Late in the afternoon of November 18, two men wielding rifles approached Lane and Garry, who had earlier been sent to a small wooden house by Jones. It is not clear whether the gunmen were sent to kill Lane and Garry, but one of the gunmen recognized Charles Garry as an attorney in a trial that the gunman had attended. After a relatively friendly exchange, the men informed Garry and Lane that they were going to "commit revolutionary suicide" to "expose this racist and fascist society". The gunmen then gave Garry and Lane directions to exit Jonestown. Garry and Lane then sneaked into the jungle, where they hid and called a temporary truce while the tragedy unfolded.
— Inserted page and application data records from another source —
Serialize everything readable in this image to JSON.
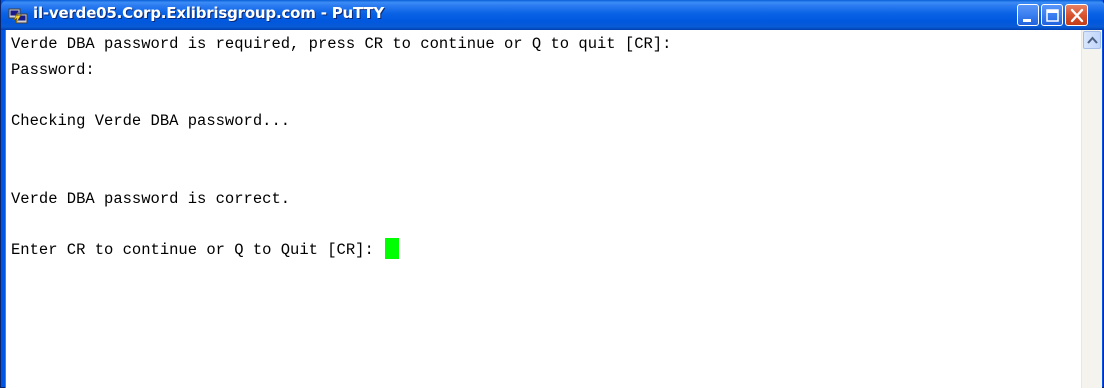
{
  "window": {
    "title": "il-verde05.Corp.Exlibrisgroup.com - PuTTY",
    "icon": "putty-icon",
    "controls": [
      "minimize-icon",
      "maximize-icon",
      "close-icon"
    ]
  },
  "terminal": {
    "lines": [
      "Verde DBA password is required, press CR to continue or Q to quit [CR]:",
      "Password:",
      "",
      "Checking Verde DBA password...",
      "",
      "",
      "Verde DBA password is correct.",
      "",
      "Enter CR to continue or Q to Quit [CR]: "
    ],
    "cursor_color": "#00ff00",
    "background": "#ffffff",
    "foreground": "#000000"
  },
  "scrollbar": {
    "up_icon": "scroll-up-arrow-icon"
  }
}
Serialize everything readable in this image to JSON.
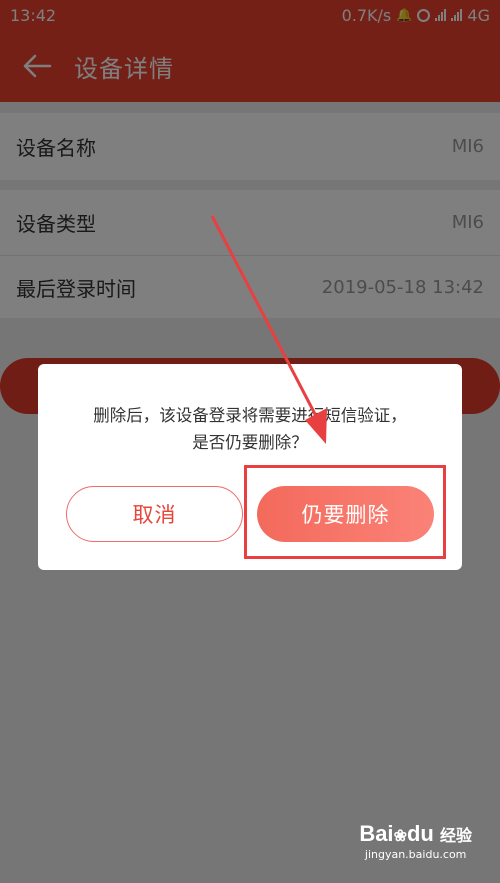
{
  "status_bar": {
    "time": "13:42",
    "net_speed": "0.7K/s",
    "network": "4G"
  },
  "app_bar": {
    "back_icon": "arrow-left-icon",
    "title": "设备详情"
  },
  "details": [
    {
      "label": "设备名称",
      "value": "MI6"
    },
    {
      "label": "设备类型",
      "value": "MI6"
    },
    {
      "label": "最后登录时间",
      "value": "2019-05-18 13:42"
    }
  ],
  "dialog": {
    "message_line1": "删除后，该设备登录将需要进行短信验证，",
    "message_line2": "是否仍要删除？",
    "cancel_label": "取消",
    "confirm_label": "仍要删除"
  },
  "watermark": {
    "brand": "Bai",
    "brand2": "du",
    "brand_cn": "经验",
    "url": "jingyan.baidu.com"
  },
  "colors": {
    "primary": "#e8402f",
    "confirm_gradient_start": "#f36a5c",
    "confirm_gradient_end": "#fb8277",
    "annotation": "#e84040"
  }
}
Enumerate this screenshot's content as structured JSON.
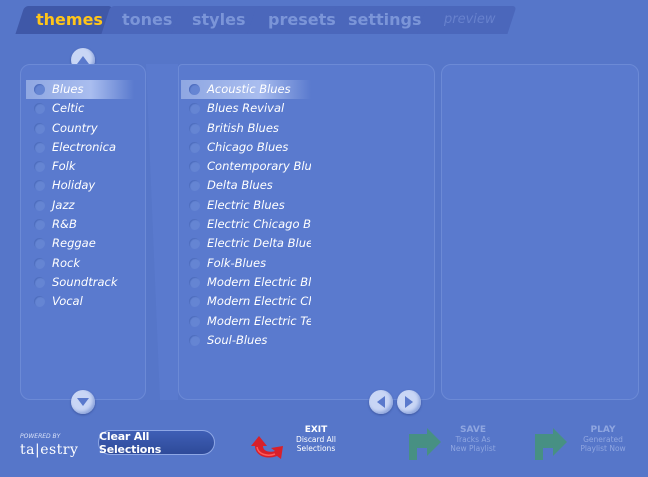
{
  "tabs": [
    {
      "label": "themes",
      "state": "active"
    },
    {
      "label": "tones",
      "state": "normal"
    },
    {
      "label": "styles",
      "state": "normal"
    },
    {
      "label": "presets",
      "state": "normal"
    },
    {
      "label": "settings",
      "state": "normal"
    },
    {
      "label": "preview",
      "state": "disabled"
    }
  ],
  "themes": [
    {
      "label": "Blues",
      "selected": true
    },
    {
      "label": "Celtic"
    },
    {
      "label": "Country"
    },
    {
      "label": "Electronica"
    },
    {
      "label": "Folk"
    },
    {
      "label": "Holiday"
    },
    {
      "label": "Jazz"
    },
    {
      "label": "R&B"
    },
    {
      "label": "Reggae"
    },
    {
      "label": "Rock"
    },
    {
      "label": "Soundtrack"
    },
    {
      "label": "Vocal"
    }
  ],
  "subthemes": [
    {
      "label": "Acoustic Blues",
      "selected": true
    },
    {
      "label": "Blues Revival"
    },
    {
      "label": "British Blues"
    },
    {
      "label": "Chicago Blues"
    },
    {
      "label": "Contemporary Blues"
    },
    {
      "label": "Delta Blues"
    },
    {
      "label": "Electric Blues"
    },
    {
      "label": "Electric Chicago Blues"
    },
    {
      "label": "Electric Delta Blues"
    },
    {
      "label": "Folk-Blues"
    },
    {
      "label": "Modern Electric Blues"
    },
    {
      "label": "Modern Electric Chicago Blues"
    },
    {
      "label": "Modern Electric Texas Blues"
    },
    {
      "label": "Soul-Blues"
    }
  ],
  "logo": {
    "powered_by": "POWERED BY",
    "brand": "ta|estry"
  },
  "clear_button": "Clear All Selections",
  "exit": {
    "title": "EXIT",
    "line1": "Discard All",
    "line2": "Selections"
  },
  "save": {
    "title": "SAVE",
    "line1": "Tracks As",
    "line2": "New Playlist"
  },
  "play": {
    "title": "PLAY",
    "line1": "Generated",
    "line2": "Playlist Now"
  },
  "icons": {
    "scroll_up": "arrow-up-icon",
    "scroll_down": "arrow-down-icon",
    "page_prev": "arrow-left-icon",
    "page_next": "arrow-right-icon"
  },
  "colors": {
    "accent_tab": "#ffc51a",
    "background": "#5676c9",
    "exit_arrow": "#d8202a",
    "action_arrow": "#3ca64a"
  }
}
On a tape made while members committed suicide by ingesting cyanide-poisoned punch, the reason given by Jones to commit suicide was consistent with Jones's previously stated conspiracy theories of intelligence organizations allegedly conspiring against the Temple, that men would "parachute in here on us", "shoot some of our innocent babies" and "they'll torture our children, they'll torture some of our people here, they'll torture our seniors". Parroting Jones's prior statements that hostile forces would convert captured children to Fascism, one temple member states, "[T]he ones that they take captured, they're gonna just let them grow up and be dummies". Annie Moore and Carolyn Layton were among the 900 who died.
Lane later wrote a book about the tragedy, The Strongest Poison. Lane reported hearing automatic weapon fire, and presumes that U.S. forces killed Jonestown survivors. While Lane blames Jones and Peoples Temple leadership for the deaths at Jonestown, he also claims that U.S. officials exacerbated the possibility of violence by employing agents provocateur. For example, Lane claimed that Temple attorney (and later defector) Timothy Stoen, who Lane alleged had repeatedly prompted the Temple to take radical action before defecting, "had evidently led three lives", one of those being a government informant or agent.
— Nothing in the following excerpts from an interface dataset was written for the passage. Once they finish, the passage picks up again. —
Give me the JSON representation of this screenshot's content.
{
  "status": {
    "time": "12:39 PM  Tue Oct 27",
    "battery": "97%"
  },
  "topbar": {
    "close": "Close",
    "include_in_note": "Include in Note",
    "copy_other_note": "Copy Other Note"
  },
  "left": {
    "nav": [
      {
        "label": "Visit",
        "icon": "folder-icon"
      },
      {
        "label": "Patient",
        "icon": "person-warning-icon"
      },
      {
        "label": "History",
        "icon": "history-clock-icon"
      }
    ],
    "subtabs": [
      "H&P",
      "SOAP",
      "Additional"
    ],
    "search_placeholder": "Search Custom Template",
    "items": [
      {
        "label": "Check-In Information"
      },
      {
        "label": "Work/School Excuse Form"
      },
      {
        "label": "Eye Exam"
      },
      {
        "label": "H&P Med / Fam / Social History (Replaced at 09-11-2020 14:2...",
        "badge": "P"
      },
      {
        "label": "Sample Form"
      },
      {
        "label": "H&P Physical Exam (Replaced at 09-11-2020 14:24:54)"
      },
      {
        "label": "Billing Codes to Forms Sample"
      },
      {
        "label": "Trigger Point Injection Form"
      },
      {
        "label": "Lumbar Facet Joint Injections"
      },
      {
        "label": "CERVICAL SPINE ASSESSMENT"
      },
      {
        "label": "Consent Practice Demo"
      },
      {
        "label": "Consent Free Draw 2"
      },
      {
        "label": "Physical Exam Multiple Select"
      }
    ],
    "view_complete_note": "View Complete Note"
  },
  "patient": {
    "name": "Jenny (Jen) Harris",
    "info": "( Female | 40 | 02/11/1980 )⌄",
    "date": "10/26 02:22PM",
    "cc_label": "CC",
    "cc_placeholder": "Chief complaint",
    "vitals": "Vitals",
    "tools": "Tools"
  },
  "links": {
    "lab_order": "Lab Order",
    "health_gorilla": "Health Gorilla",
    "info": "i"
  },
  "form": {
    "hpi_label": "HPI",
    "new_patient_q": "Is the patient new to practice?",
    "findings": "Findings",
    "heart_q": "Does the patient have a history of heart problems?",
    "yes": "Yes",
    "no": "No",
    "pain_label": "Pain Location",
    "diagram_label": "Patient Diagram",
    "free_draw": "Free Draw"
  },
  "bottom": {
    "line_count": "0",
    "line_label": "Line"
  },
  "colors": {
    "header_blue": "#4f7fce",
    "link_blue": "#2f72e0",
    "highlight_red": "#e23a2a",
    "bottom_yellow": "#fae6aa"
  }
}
Lane is the author of the book Arcadia in which he details the effort to prove that James Richardson, a black migrant worker in Florida, had been falsely accused of killing his seven children by unlawful actions on the part of the authorities involved. Richardson had been on death row for the crime, but after the book was published he received a new trial in which he was found not guilty. Richardson was released from prison after 21 years, and Richardson's babysitter later confessed to the murders.
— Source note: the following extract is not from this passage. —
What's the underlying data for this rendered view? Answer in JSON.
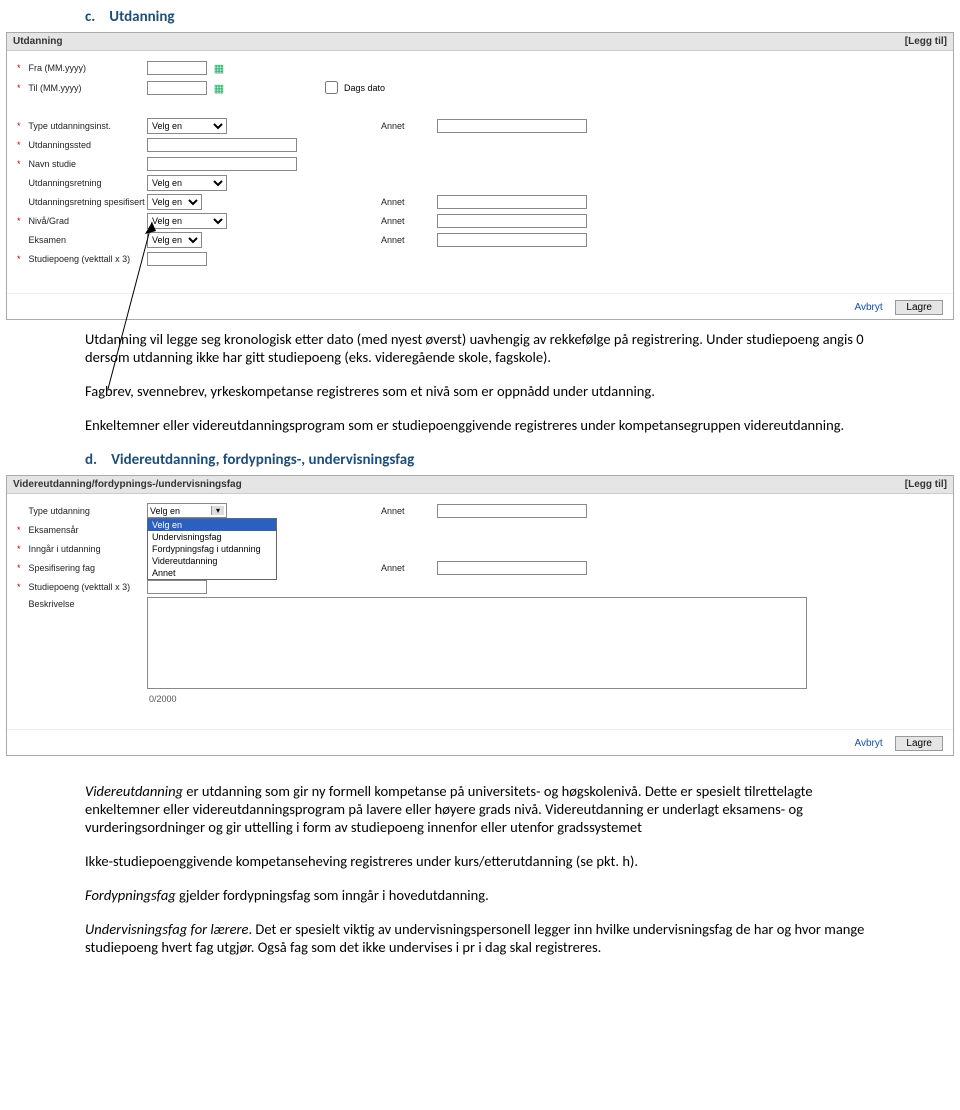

Lane represented the political advocacy group Liberty Lobby as an attorney when the group was sued over an article in The Spotlight newspaper implicating E. Howard Hunt in the assassination of President John F. Kennedy. Hunt sued for defamation and won a substantial settlement. Lane successfully got this judgment reversed on appeal. This case became the basis for Lane's book Plausible Denial. In the book, Lane claimed that he convinced the jury that Hunt was involved in the JFK assassination, but mainstream news accounts asserted that some jurors decided the case on the issue of whether The Spotlight had acted with "actual malice".
Lane now resides in Charlottesville, Virginia. He still practices law and lectures on many subjects, especially the importance of the United States Constitution (mainly the Bill Of Rights and the First Amendment) and civil rights.
At the annual Law Library of Congress and American Bar Association Law Day symposium 2001, on the question, "Who are the paradigms for the lawyer as reformer in American culture?", one of the twelve legal figures featured by panel moderator, Bernard Hibbitts, professor at the University of Pittsburgh School of Law, was Mark Lane.